Science (the discipline) is a beautiful thing. It makes the world a better place and I got to play a small role in the march of progress. I'm grateful for that.
Science (the profession) is miserable. I struggled for grants, struggled against reviewers to get published, struggled for limited resources, struggled to have a work-life balance, struggled to not feel guilty if I took a vacation, and struggled to exist in a system that ultimately didn't want me. It's probably more correct to say that the academic and scientific systems that I was a part of didn't want anyone in particular. Those systems are designed to do one thing: force out anyone who doesn't have a good deal of luck and doesn't put their career above everything else.
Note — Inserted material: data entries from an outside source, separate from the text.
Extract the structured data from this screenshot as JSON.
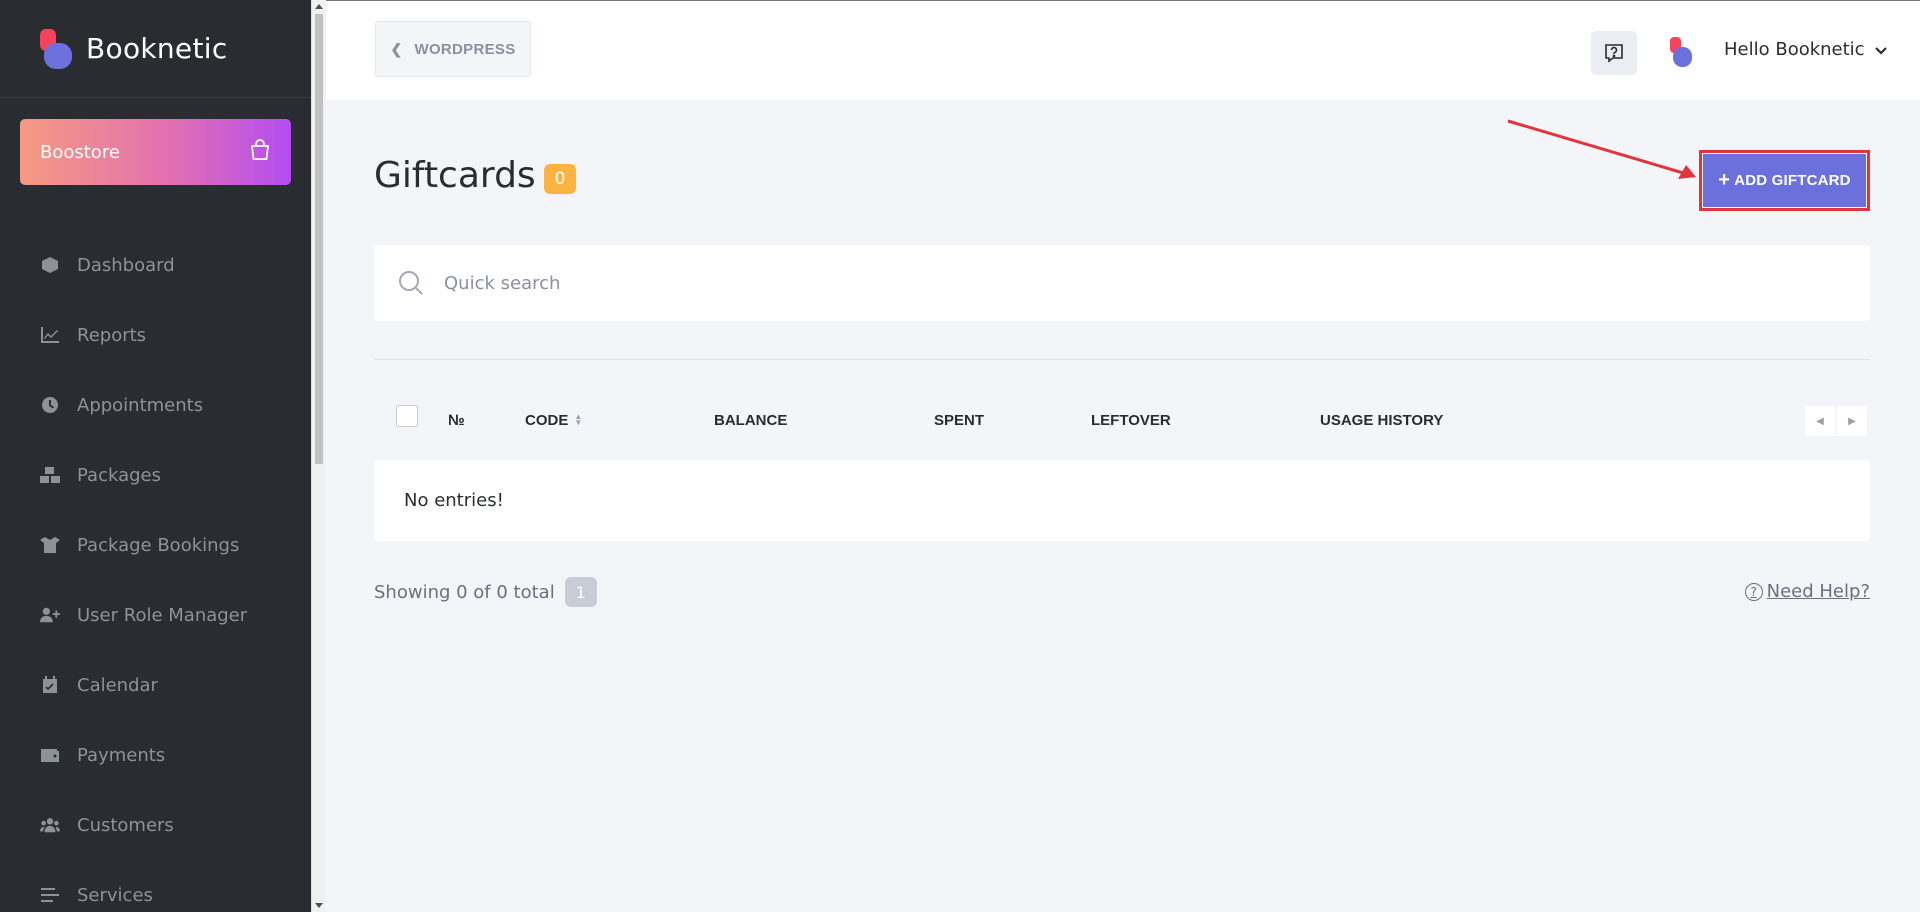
{
  "brand": {
    "name": "Booknetic"
  },
  "boostore": {
    "label": "Boostore"
  },
  "menu": [
    {
      "label": "Dashboard",
      "icon": "cube-icon"
    },
    {
      "label": "Reports",
      "icon": "chart-line-icon"
    },
    {
      "label": "Appointments",
      "icon": "clock-icon"
    },
    {
      "label": "Packages",
      "icon": "boxes-icon"
    },
    {
      "label": "Package Bookings",
      "icon": "box-open-icon"
    },
    {
      "label": "User Role Manager",
      "icon": "user-plus-icon"
    },
    {
      "label": "Calendar",
      "icon": "calendar-icon"
    },
    {
      "label": "Payments",
      "icon": "wallet-icon"
    },
    {
      "label": "Customers",
      "icon": "users-icon"
    },
    {
      "label": "Services",
      "icon": "list-icon"
    }
  ],
  "topbar": {
    "wordpress_label": "WORDPRESS",
    "user_greeting": "Hello Booknetic"
  },
  "page": {
    "title": "Giftcards",
    "count": "0",
    "add_button": "ADD GIFTCARD"
  },
  "search": {
    "placeholder": "Quick search"
  },
  "table": {
    "headers": {
      "number": "№",
      "code": "CODE",
      "balance": "BALANCE",
      "spent": "SPENT",
      "leftover": "LEFTOVER",
      "usage_history": "USAGE HISTORY"
    },
    "empty_message": "No entries!"
  },
  "footer": {
    "showing": "Showing 0 of 0 total",
    "page": "1",
    "need_help": "Need Help?"
  },
  "colors": {
    "sidebar_bg": "#292d32",
    "accent": "#6c70dc",
    "badge": "#fbb441",
    "highlight": "#e0353c"
  }
}
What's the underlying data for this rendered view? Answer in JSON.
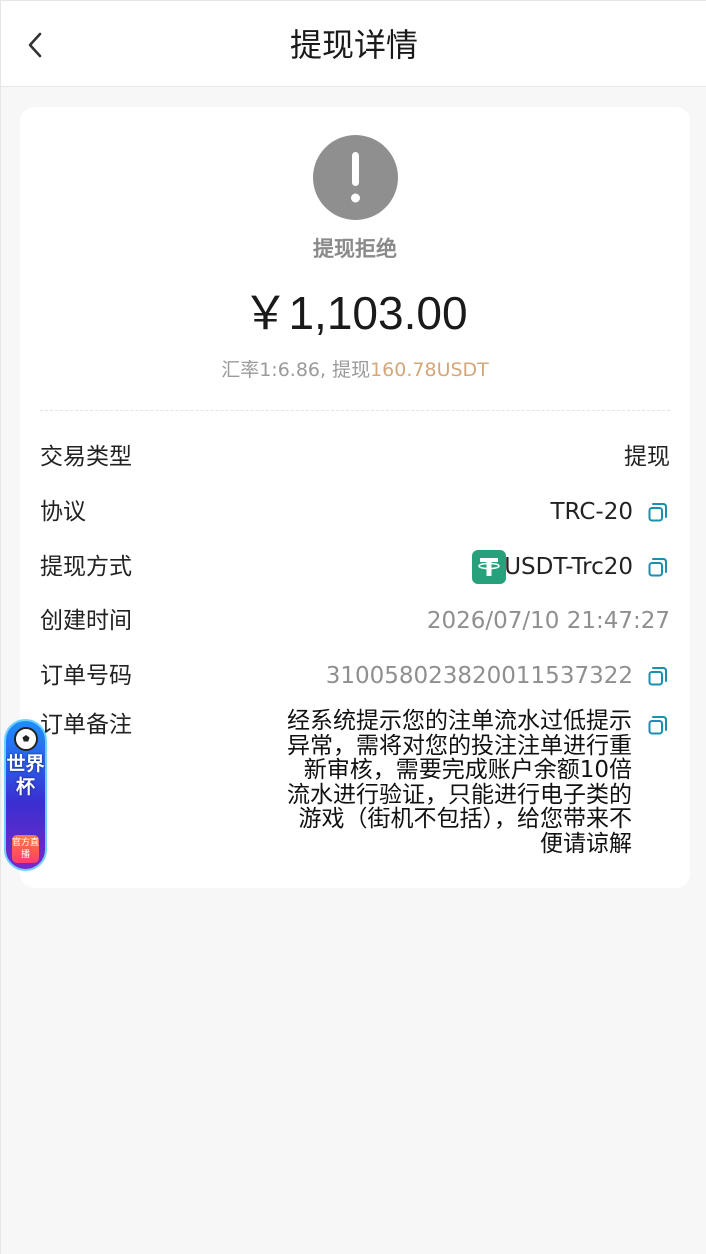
{
  "header": {
    "title": "提现详情"
  },
  "status": {
    "text": "提现拒绝",
    "icon": "exclamation-icon"
  },
  "amount": "￥1,103.00",
  "rate": {
    "prefix": "汇率1:6.86, 提现",
    "usdt": "160.78USDT"
  },
  "details": {
    "type_label": "交易类型",
    "type_value": "提现",
    "protocol_label": "协议",
    "protocol_value": "TRC-20",
    "method_label": "提现方式",
    "method_value": "USDT-Trc20",
    "created_label": "创建时间",
    "created_value": "2026/07/10 21:47:27",
    "order_label": "订单号码",
    "order_value": "310058023820011537322",
    "remark_label": "订单备注",
    "remark_value": "经系统提示您的注单流水过低提示异常，需将对您的投注注单进行重新审核，需要完成账户余额10倍流水进行验证，只能进行电子类的游戏（街机不包括），给您带来不便请谅解"
  },
  "badge": {
    "title": "世界杯",
    "live": "官方直播"
  },
  "colors": {
    "accent_orange": "#d4a77a",
    "copy_teal": "#1a8fb0",
    "usdt_green": "#26a17b",
    "status_gray": "#8f8f8f"
  }
}
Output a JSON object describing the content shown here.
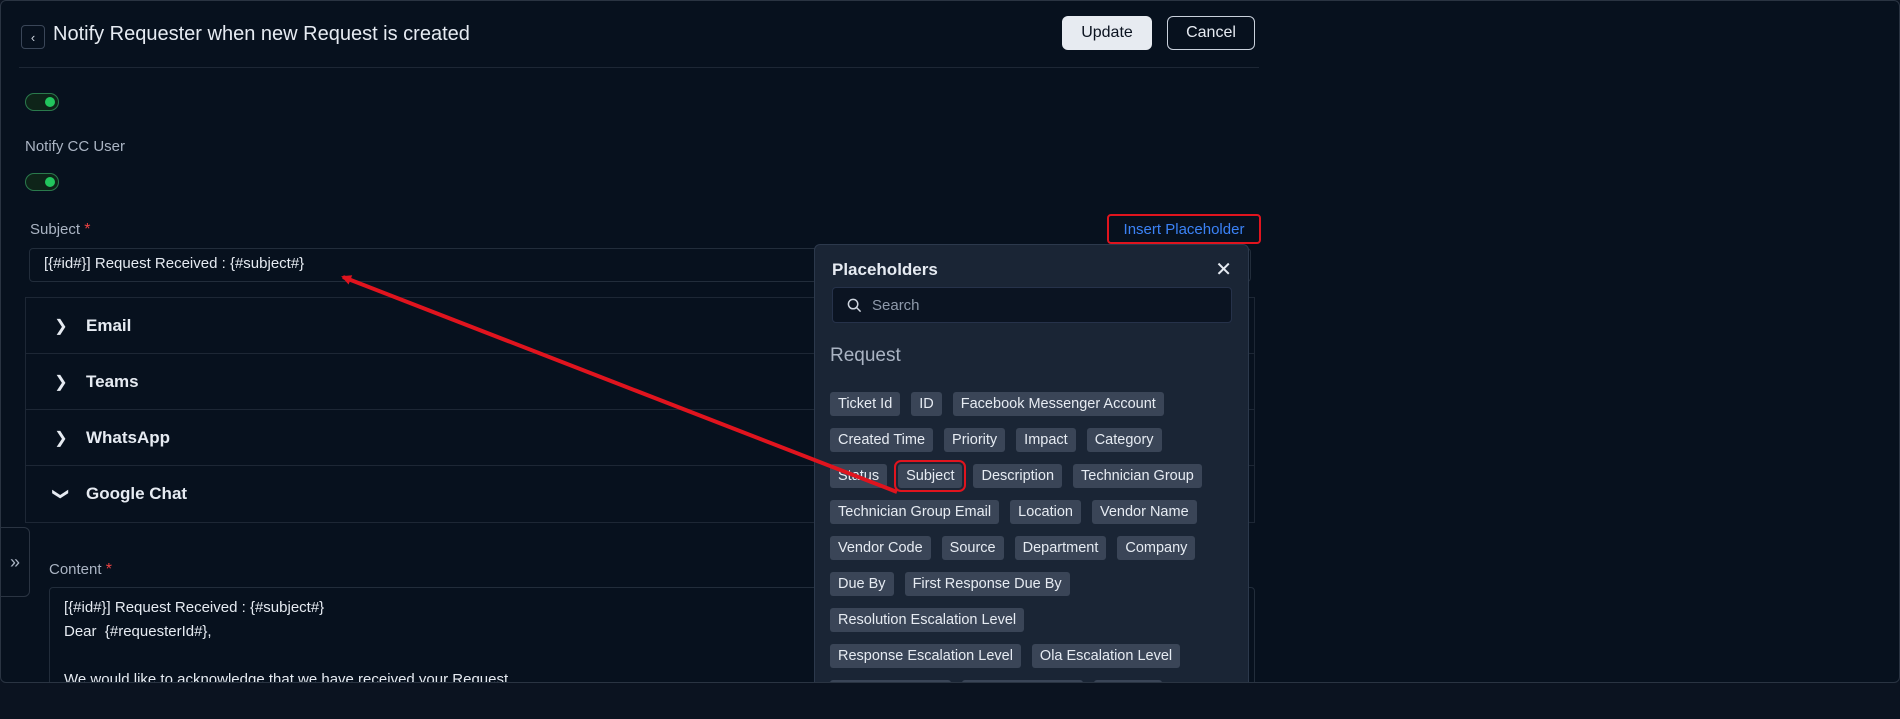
{
  "header": {
    "title": "Notify Requester when new Request is created",
    "back_icon": "‹",
    "update_label": "Update",
    "cancel_label": "Cancel"
  },
  "toggles": {
    "first_enabled": true,
    "notify_cc_label": "Notify CC User",
    "notify_cc_enabled": true
  },
  "subject": {
    "label": "Subject",
    "required_mark": "*",
    "value": "[{#id#}] Request Received : {#subject#}",
    "insert_placeholder_label": "Insert Placeholder"
  },
  "channels": [
    {
      "label": "Email",
      "expanded": false
    },
    {
      "label": "Teams",
      "expanded": false
    },
    {
      "label": "WhatsApp",
      "expanded": false
    },
    {
      "label": "Google Chat",
      "expanded": true
    }
  ],
  "content": {
    "label": "Content",
    "required_mark": "*",
    "lines": [
      "[{#id#}] Request Received : {#subject#}",
      "Dear  {#requesterId#},",
      "",
      "We would like to acknowledge that we have received your Request."
    ]
  },
  "side_toggle_icon": "»",
  "placeholders_popup": {
    "title": "Placeholders",
    "close_icon": "✕",
    "search_placeholder": "Search",
    "section": "Request",
    "chip_rows": [
      [
        "Ticket Id",
        "ID",
        "Facebook Messenger Account"
      ],
      [
        "Created Time",
        "Priority",
        "Impact",
        "Category"
      ],
      [
        "Status",
        "Subject",
        "Description",
        "Technician Group"
      ],
      [
        "Technician Group Email",
        "Location",
        "Vendor Name"
      ],
      [
        "Vendor Code",
        "Source",
        "Department",
        "Company"
      ],
      [
        "Due By",
        "First Response Due By"
      ],
      [
        "Resolution Escalation Level"
      ],
      [
        "Response Escalation Level",
        "Ola Escalation Level"
      ]
    ],
    "highlighted_chip": "Subject"
  },
  "colors": {
    "background": "#07111e",
    "accent_blue": "#3b82f6",
    "annotation_red": "#e0141e",
    "toggle_green": "#22c55e",
    "required_red": "#ef4444"
  }
}
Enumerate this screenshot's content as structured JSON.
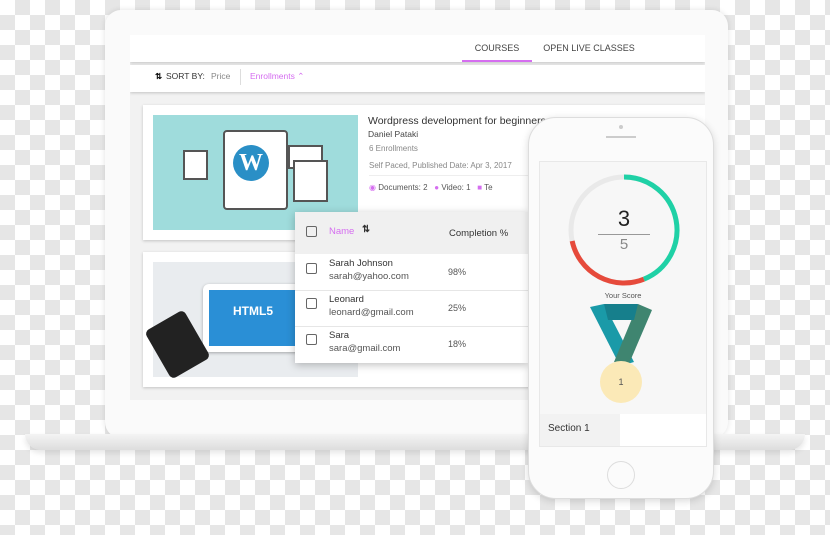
{
  "tabs": [
    {
      "label": "COURSES",
      "active": true
    },
    {
      "label": "OPEN LIVE CLASSES",
      "active": false
    }
  ],
  "sort": {
    "label": "SORT BY:",
    "options": [
      "Price",
      "Enrollments"
    ],
    "active": "Enrollments"
  },
  "course": {
    "title": "Wordpress development for beginners",
    "author": "Daniel Pataki",
    "enrollments": "6 Enrollments",
    "meta": "Self Paced, Published Date: Apr 3, 2017",
    "documents": "Documents: 2",
    "video": "Video: 1",
    "tests": "Te"
  },
  "course2": {
    "thumb_text": "HTML5"
  },
  "table": {
    "headers": {
      "name": "Name",
      "completion": "Completion %"
    },
    "rows": [
      {
        "name": "Sarah Johnson",
        "email": "sarah@yahoo.com",
        "completion": "98%"
      },
      {
        "name": "Leonard",
        "email": "leonard@gmail.com",
        "completion": "25%"
      },
      {
        "name": "Sara",
        "email": "sara@gmail.com",
        "completion": "18%"
      }
    ]
  },
  "score": {
    "value": "3",
    "total": "5",
    "label": "Your Score",
    "medal": "1"
  },
  "phone": {
    "section": "Section 1"
  },
  "colors": {
    "accent": "#d56ef0",
    "green": "#1fd1a6",
    "red": "#e64a3b",
    "teal": "#1a9aa8"
  }
}
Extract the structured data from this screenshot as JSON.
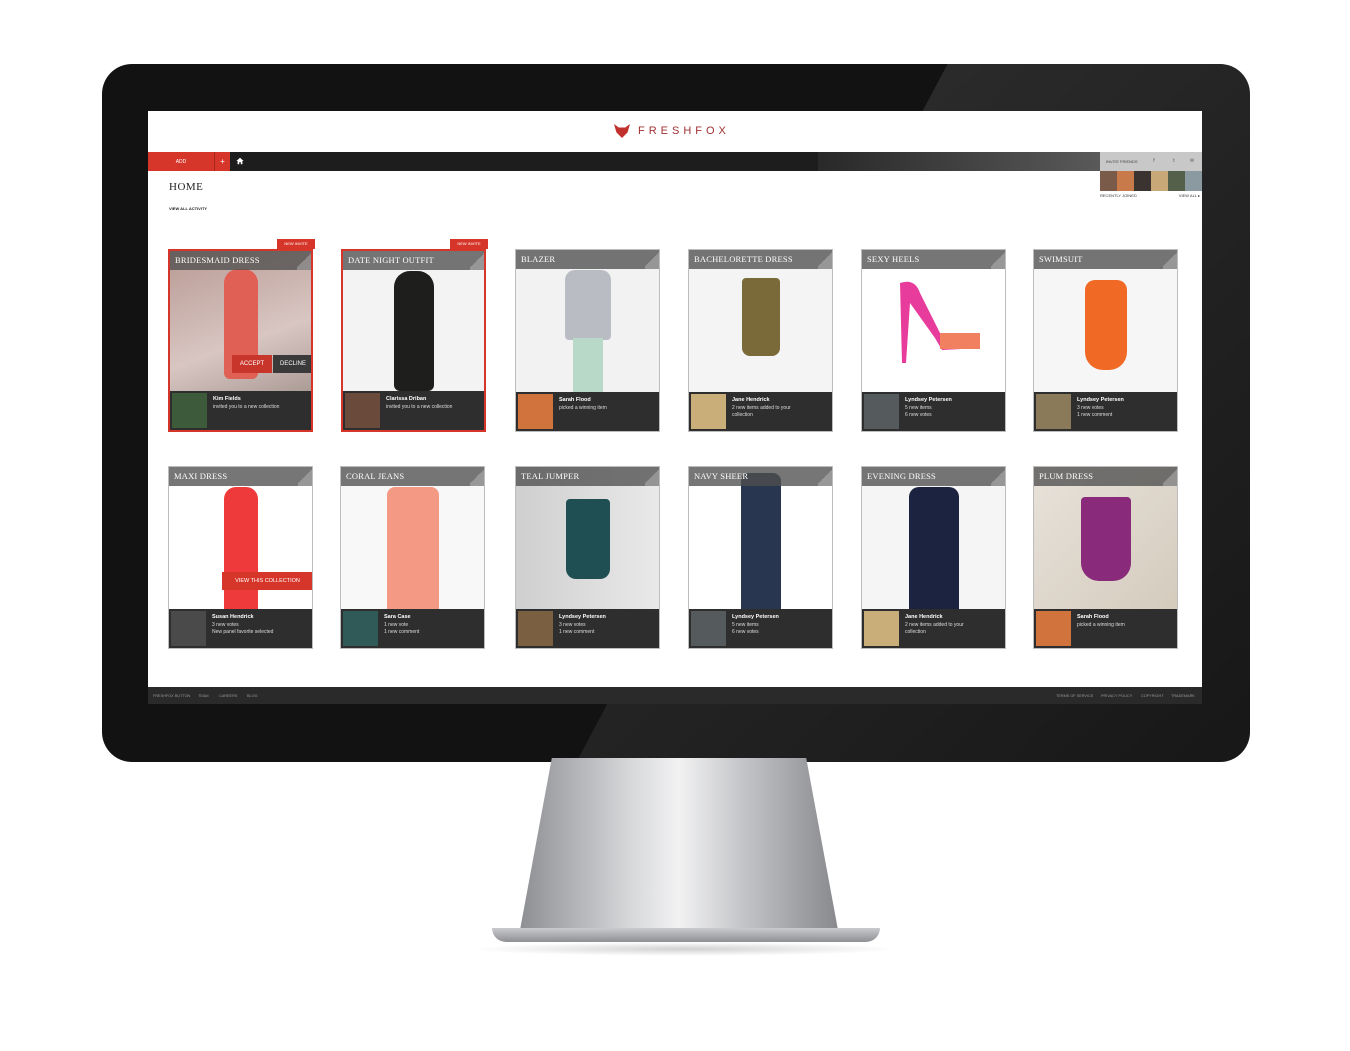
{
  "header": {
    "logo_text": "FRESHFOX"
  },
  "nav": {
    "add_label": "ADD",
    "plus_label": "+"
  },
  "invite_panel": {
    "label": "INVITE FRIENDS",
    "social": [
      "f",
      "t",
      "✉"
    ],
    "recently_joined": "RECENTLY JOINED",
    "view_all": "VIEW ALL ▸"
  },
  "page": {
    "title": "HOME",
    "view_all_activity": "VIEW ALL ACTIVITY"
  },
  "actions": {
    "accept": "ACCEPT",
    "decline": "DECLINE",
    "new_invite": "NEW INVITE",
    "view_collection": "VIEW THIS COLLECTION"
  },
  "cards": [
    {
      "title": "BRIDESMAID DRESS",
      "user": "Kim Fields",
      "line1": "invited you to a new collection",
      "line2": ""
    },
    {
      "title": "DATE NIGHT OUTFIT",
      "user": "Clarissa Driban",
      "line1": "invited you to a new collection",
      "line2": ""
    },
    {
      "title": "BLAZER",
      "user": "Sarah Flood",
      "line1": "picked a winning item",
      "line2": ""
    },
    {
      "title": "BACHELORETTE DRESS",
      "user": "Jane Hendrick",
      "line1": "2 new items added to your",
      "line2": "collection"
    },
    {
      "title": "SEXY HEELS",
      "user": "Lyndsey Petersen",
      "line1": "5 new items",
      "line2": "6 new votes"
    },
    {
      "title": "SWIMSUIT",
      "user": "Lyndsey Petersen",
      "line1": "3 new votes",
      "line2": "1 new comment"
    },
    {
      "title": "MAXI DRESS",
      "user": "Susan Hendrick",
      "line1": "3 new votes",
      "line2": "New panel favorite selected"
    },
    {
      "title": "CORAL JEANS",
      "user": "Sara Case",
      "line1": "1 new vote",
      "line2": "1 new comment"
    },
    {
      "title": "TEAL JUMPER",
      "user": "Lyndsey Petersen",
      "line1": "3 new votes",
      "line2": "1 new comment"
    },
    {
      "title": "NAVY SHEER",
      "user": "Lyndsey Petersen",
      "line1": "5 new items",
      "line2": "6 new votes"
    },
    {
      "title": "EVENING DRESS",
      "user": "Jane Hendrick",
      "line1": "2 new items added to your",
      "line2": "collection"
    },
    {
      "title": "PLUM DRESS",
      "user": "Sarah Flood",
      "line1": "picked a winning item",
      "line2": ""
    }
  ],
  "footer": {
    "left_links": [
      "FRESHFOX BUTTON",
      "TEAM",
      "CAREERS",
      "BLOG"
    ],
    "right_links": [
      "TERMS OF SERVICE",
      "PRIVACY POLICY",
      "COPYRIGHT",
      "TRADEMARK"
    ]
  },
  "colors": {
    "accent": "#d6362a",
    "nav_bg": "#1d1d1d",
    "card_footer": "#2e2e2e"
  }
}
A more senior neuroscientist gave me a bit of perspective on this one time. She said, "You eat what you kill." At the time I laughed. Now I cringe.
A little over a year ago, I decided that I didn't want to struggle to make a living anymore. Six months after that I was in a new job. When I was learning to decode all those conversations between neurons I picked up some very marketable skills. I learned a lot about digital signal processing, analytical thinking, statistical analysis, machine learning, and how to code in multiple languages. I realized two things; I really enjoyed data analysis much more than neuroscience and I could translate these skills into a career as a data scientist.
Now I work as a data scientist at the city of Pittsburgh. I had no idea that I would ever work in government, but I’m so thankful that I do. I get to work on issues that I care deeply about. And I also don’t feel bad if I take a day off.
Leaving academia and science was a good choice. It was hard (even though it didn’t have to be as hard as it was) and it was scary (it shouldn’t have been scary at all). In hindsight, I realize that one mistake I made, an all too common mistake, was staying in academia well after I realized I was unhappy. If you’re a part of this event I’m betting you also realize that academia isn’t right for you. I’d encourage anyone who is having second thoughts about a career in the Ivory Tower to realize that there is a much more fulfilling path out there. If I can help you find it just let me know.